- No further isolations were made in the succeeding years
- Hamre claimed the demonstration of an antibody rise to 229E “virus” by 2 testing methods in sera of students from whom the “virus” was isolated provided evidence for the human origin of this “virus”
- Four of the five isolations were made from specimens from URIs (one was from a healthy individual…but apparently this isn’t important…) suggesting that this “virus” may be etiologically associated with these illnesses
- Due to all of the negative indirect antibody results, Hamre concluded her “virus” was antigenically unrelated to all known human myxoviruses, thus it was a new “virus”
As is seemingly always the case with these “virus” papers, assumptions are made based on small sample sizes and inaccurate tests while conflicting evidence is ignored in order to claim a new “virus” has been discovered.
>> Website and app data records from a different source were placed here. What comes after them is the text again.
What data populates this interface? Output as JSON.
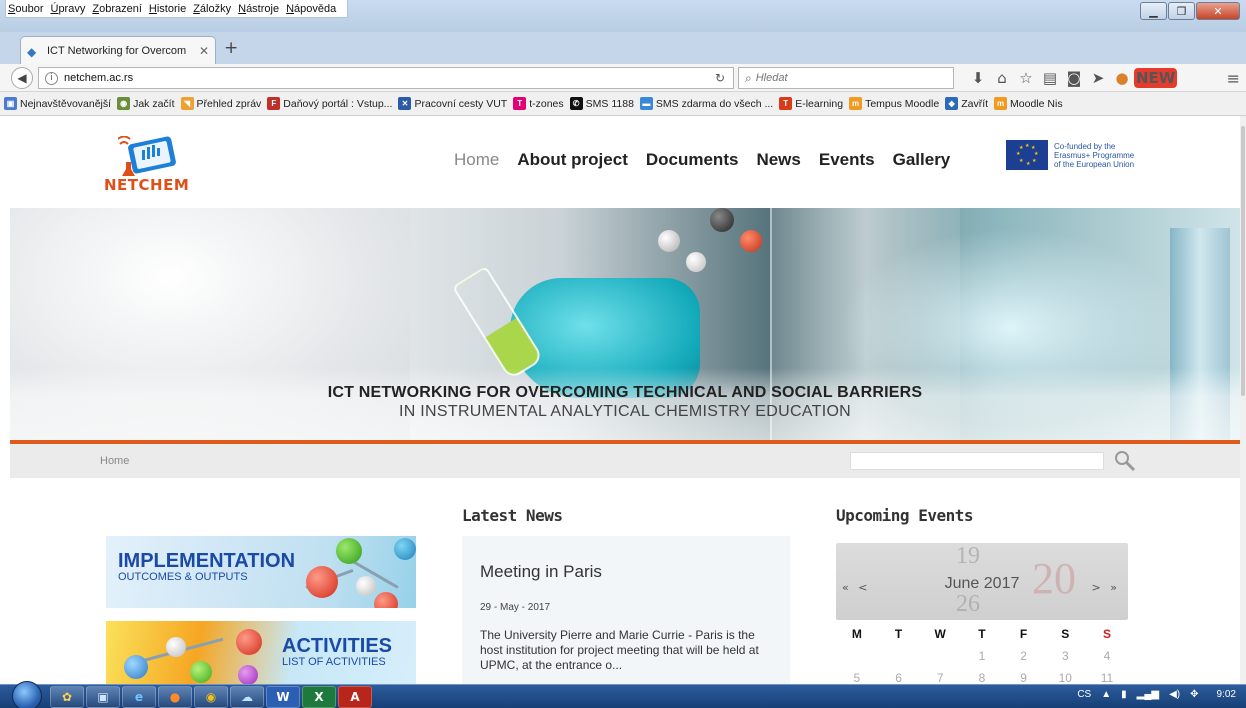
{
  "browser": {
    "menu": [
      "Soubor",
      "Úpravy",
      "Zobrazení",
      "Historie",
      "Záložky",
      "Nástroje",
      "Nápověda"
    ],
    "tab_title": "ICT Networking for Overcom",
    "url": "netchem.ac.rs",
    "search_placeholder": "Hledat",
    "new_badge": "NEW",
    "bookmarks": [
      {
        "label": "Nejnavštěvovanější",
        "color": "#4a7bd0"
      },
      {
        "label": "Jak začít",
        "color": "#6b8e3a"
      },
      {
        "label": "Přehled zpráv",
        "color": "#f0a030"
      },
      {
        "label": "Daňový portál : Vstup...",
        "color": "#c0302a"
      },
      {
        "label": "Pracovní cesty VUT",
        "color": "#2a5aa8"
      },
      {
        "label": "t-zones",
        "color": "#e20074"
      },
      {
        "label": "SMS 1188",
        "color": "#111111"
      },
      {
        "label": "SMS zdarma do všech ...",
        "color": "#3a88d8"
      },
      {
        "label": "E-learning",
        "color": "#d83a1a"
      },
      {
        "label": "Tempus Moodle",
        "color": "#f09a20"
      },
      {
        "label": "Zavřít",
        "color": "#2a6ab8"
      },
      {
        "label": "Moodle Nis",
        "color": "#f09a20"
      }
    ]
  },
  "site": {
    "logo_text": "NETCHEM",
    "nav": [
      "Home",
      "About project",
      "Documents",
      "News",
      "Events",
      "Gallery"
    ],
    "active_nav": "Home",
    "eu_text": [
      "Co-funded by the",
      "Erasmus+ Programme",
      "of the European Union"
    ],
    "hero_line1": "ICT NETWORKING FOR OVERCOMING TECHNICAL  AND SOCIAL BARRIERS",
    "hero_line2": "IN INSTRUMENTAL ANALYTICAL CHEMISTRY EDUCATION",
    "breadcrumb": "Home",
    "banner1_title": "IMPLEMENTATION",
    "banner1_sub": "OUTCOMES & OUTPUTS",
    "banner2_title": "ACTIVITIES",
    "banner2_sub": "LIST OF ACTIVITIES",
    "news_heading": "Latest News",
    "news_title": "Meeting in Paris",
    "news_date": "29 - May - 2017",
    "news_body": "The University Pierre and Marie Currie - Paris is the host institution for project meeting that will be held at UPMC, at the entrance o...",
    "events_heading": "Upcoming Events",
    "calendar": {
      "month": "June 2017",
      "prev": "« <",
      "next": "> »",
      "ghost_numbers": [
        "19",
        "20",
        "26"
      ],
      "weekdays": [
        "M",
        "T",
        "W",
        "T",
        "F",
        "S",
        "S"
      ],
      "row1": [
        "",
        "",
        "",
        "1",
        "2",
        "3",
        "4"
      ],
      "row2": [
        "5",
        "6",
        "7",
        "8",
        "9",
        "10",
        "11"
      ]
    }
  },
  "taskbar": {
    "lang": "CS",
    "clock": "9:02"
  }
}
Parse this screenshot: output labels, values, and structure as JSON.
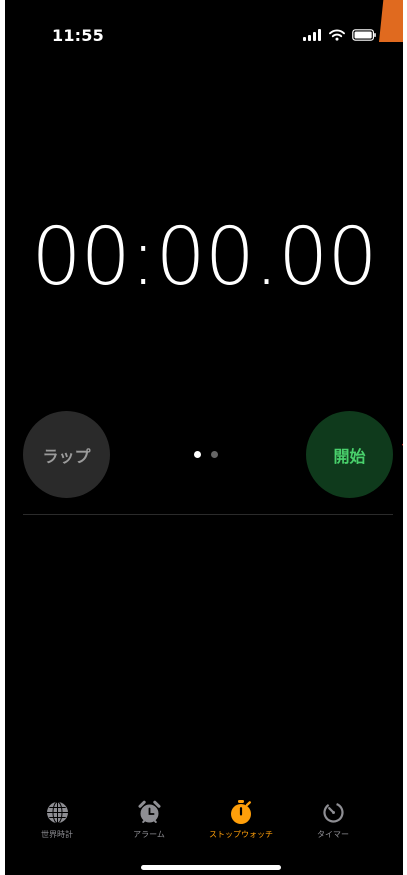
{
  "status_bar": {
    "time": "11:55",
    "icons": [
      "signal-icon",
      "wifi-icon",
      "battery-icon"
    ]
  },
  "stopwatch": {
    "display": "00:00.00",
    "lap_label": "ラップ",
    "start_label": "開始",
    "page_indicator": {
      "total": 2,
      "active_index": 0
    }
  },
  "tab_bar": {
    "items": [
      {
        "label": "世界時計",
        "icon": "globe-icon",
        "selected": false
      },
      {
        "label": "アラーム",
        "icon": "alarm-clock-icon",
        "selected": false
      },
      {
        "label": "ストップウォッチ",
        "icon": "stopwatch-icon",
        "selected": true
      },
      {
        "label": "タイマー",
        "icon": "timer-icon",
        "selected": false
      }
    ]
  },
  "colors": {
    "background": "#000000",
    "text": "#ffffff",
    "lap_button_background": "#2a2a2a",
    "lap_button_text": "#9b9b9b",
    "start_button_background": "#0f3a1c",
    "start_button_text": "#49d16c",
    "tab_inactive": "#8e8e93",
    "tab_active": "#ff9f0a"
  }
}
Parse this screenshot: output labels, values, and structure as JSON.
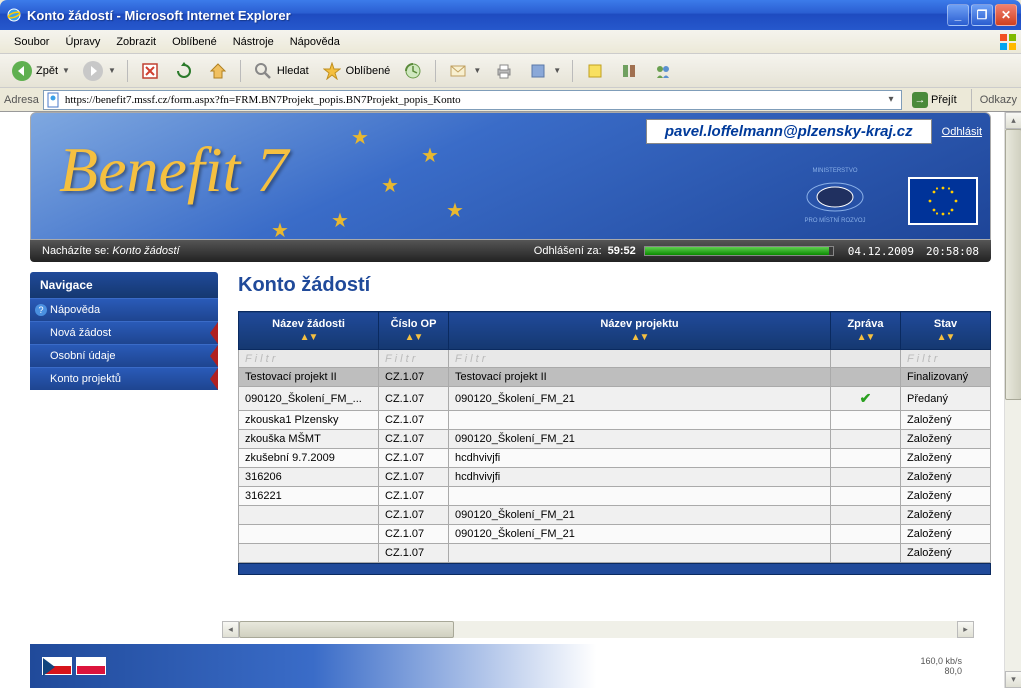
{
  "window": {
    "title": "Konto žádostí - Microsoft Internet Explorer"
  },
  "menu": {
    "items": [
      "Soubor",
      "Úpravy",
      "Zobrazit",
      "Oblíbené",
      "Nástroje",
      "Nápověda"
    ]
  },
  "toolbar": {
    "back_label": "Zpět",
    "search_label": "Hledat",
    "favorites_label": "Oblíbené"
  },
  "addressbar": {
    "label": "Adresa",
    "url": "https://benefit7.mssf.cz/form.aspx?fn=FRM.BN7Projekt_popis.BN7Projekt_popis_Konto",
    "go_label": "Přejít",
    "links_label": "Odkazy"
  },
  "banner": {
    "logo_text": "Benefit 7",
    "user_email": "pavel.loffelmann@plzensky-kraj.cz",
    "logout_label": "Odhlásit"
  },
  "status": {
    "location_prefix": "Nacházíte se:",
    "location_value": "Konto žádostí",
    "countdown_label": "Odhlášení za:",
    "countdown_value": "59:52",
    "date": "04.12.2009",
    "time": "20:58:08"
  },
  "sidebar": {
    "header": "Navigace",
    "items": [
      {
        "label": "Nápověda",
        "help_icon": true,
        "red_corner": false
      },
      {
        "label": "Nová žádost",
        "help_icon": false,
        "red_corner": true
      },
      {
        "label": "Osobní údaje",
        "help_icon": false,
        "red_corner": true
      },
      {
        "label": "Konto projektů",
        "help_icon": false,
        "red_corner": true
      }
    ]
  },
  "page": {
    "title": "Konto žádostí"
  },
  "table": {
    "columns": [
      "Název žádosti",
      "Číslo OP",
      "Název projektu",
      "Zpráva",
      "Stav"
    ],
    "filter_placeholder": "F i l t r",
    "rows": [
      {
        "nazev_zadosti": "Testovací projekt II",
        "cislo_op": "CZ.1.07",
        "nazev_projektu": "Testovací projekt II",
        "zprava": "",
        "stav": "Finalizovaný",
        "selected": true
      },
      {
        "nazev_zadosti": "090120_Školení_FM_...",
        "cislo_op": "CZ.1.07",
        "nazev_projektu": "090120_Školení_FM_21",
        "zprava": "check",
        "stav": "Předaný"
      },
      {
        "nazev_zadosti": "zkouska1 Plzensky",
        "cislo_op": "CZ.1.07",
        "nazev_projektu": "",
        "zprava": "",
        "stav": "Založený"
      },
      {
        "nazev_zadosti": "zkouška MŠMT",
        "cislo_op": "CZ.1.07",
        "nazev_projektu": "090120_Školení_FM_21",
        "zprava": "",
        "stav": "Založený"
      },
      {
        "nazev_zadosti": "zkušební 9.7.2009",
        "cislo_op": "CZ.1.07",
        "nazev_projektu": "hcdhvivjfi",
        "zprava": "",
        "stav": "Založený"
      },
      {
        "nazev_zadosti": "316206",
        "cislo_op": "CZ.1.07",
        "nazev_projektu": "hcdhvivjfi",
        "zprava": "",
        "stav": "Založený"
      },
      {
        "nazev_zadosti": "316221",
        "cislo_op": "CZ.1.07",
        "nazev_projektu": "",
        "zprava": "",
        "stav": "Založený"
      },
      {
        "nazev_zadosti": "",
        "cislo_op": "CZ.1.07",
        "nazev_projektu": "090120_Školení_FM_21",
        "zprava": "",
        "stav": "Založený"
      },
      {
        "nazev_zadosti": "",
        "cislo_op": "CZ.1.07",
        "nazev_projektu": "090120_Školení_FM_21",
        "zprava": "",
        "stav": "Založený"
      },
      {
        "nazev_zadosti": "",
        "cislo_op": "CZ.1.07",
        "nazev_projektu": "",
        "zprava": "",
        "stav": "Založený"
      }
    ]
  },
  "net": {
    "line1": "160,0",
    "unit": "kb/s",
    "line2": "80,0"
  }
}
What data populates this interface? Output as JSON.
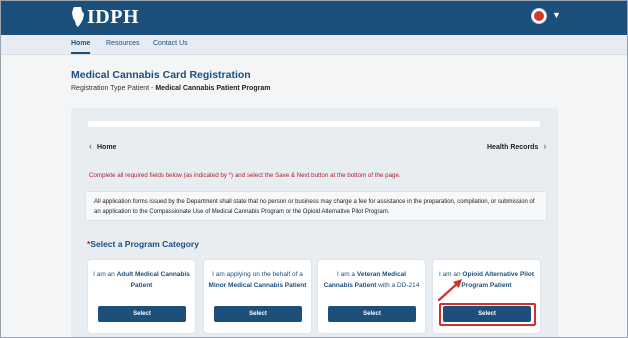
{
  "header": {
    "logo_text": "IDPH",
    "colors": {
      "header_bg": "#1d4f7b",
      "accent_red": "#d0312d"
    },
    "avatar_icon": "user-avatar-icon",
    "menu_caret_icon": "caret-down-icon"
  },
  "nav": {
    "items": [
      {
        "label": "Home"
      },
      {
        "label": "Resources"
      },
      {
        "label": "Contact Us"
      }
    ]
  },
  "page": {
    "title": "Medical Cannabis Card Registration",
    "subtitle_prefix": "Registration Type Patient - ",
    "subtitle_bold": "Medical Cannabis Patient Program"
  },
  "breadcrumb": {
    "back_label": "Home",
    "next_label": "Health Records"
  },
  "required_note": "Complete all required fields below (as indicated by *) and select the Save & Next button at the bottom of the page.",
  "disclaimer": "All application forms issued by the Department shall state that no person or business may charge a fee for assistance in the preparation, compilation, or submission of an application to the Compassionate Use of Medical Cannabis Program or the Opioid Alternative Pilot Program.",
  "section": {
    "required_star": "*",
    "title": "Select a Program Category"
  },
  "options": [
    {
      "pre": "I am an ",
      "bold": "Adult Medical Cannabis Patient",
      "post": "",
      "button": "Select"
    },
    {
      "pre": "I am applying on the behalf of a ",
      "bold": "Minor Medical Cannabis Patient",
      "post": "",
      "button": "Select"
    },
    {
      "pre": "I am a ",
      "bold": "Veteran Medical Cannabis Patient",
      "post": " with a DD-214",
      "button": "Select"
    },
    {
      "pre": "I am an ",
      "bold": "Opioid Alternative Pilot Program Patient",
      "post": "",
      "button": "Select"
    }
  ]
}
Nowhere in this paper did Dorothy Hamre ever purify and isolate a “virus” directly from a sick human. In fact, she apparently isolated a “virus” from the sample taken from a healthy patient which should have been a dead giveaway that her results were fatally flawed. However, Hamre persisted and continued to perform indirect serologic tests for known “viruses” in order to claim that she had a new “virus” once the results for each of the known “viruses” failed. She never even attempted to prove pathogenicity with her specimen 229E. The cytopathogenic effect (CPE) virologists attempt to claim as specific to “viruses” was absent in Hamre’s WI-38 cultures from which she had claimed to isolate her “viruses” from. No EM images were taken of any particles claimed to be the “virus.” In fact, the first “coronavirus” images would not come until a year later by an entirely different researcher.
Hamre’s entire basis for a new “virus” rested solely on the negative serological results she obtained from her experiments. The problem, however, is that antibodies themselves are an entirely theoretical concept never proven scientifically. Before the presence of these unseen antibodies can be taken as evidence, their form and function must also be proven and the results shown to be entirely specific to the “virus” being studied. Even if antibodies had been scientifically proven, it would be impossible to identify specific antibody reactions to an unseen “virus” that had not been purified/isolated. This step would logically need to happen first before any antibody result could be considered reliable. It is absolutely absurd to believe that one theoretical concept (i.e. antibodies) can be used to claim the existence of another theoretical concept (i.e. “viruses”), yet virologists have made a career out of doing exactly that. It is time to stop being fooled by the indirect evidence presented (cell culture CPE, antibodies, genomes, etc.) and demand that direct evidence (purified/isolated particles taken directly from sick humans and proven pathogenic naturally) of any “virus” is presented.
Until then, it is safe to say that, like all other “viruses,” 229E has never been scientifically proven to exist.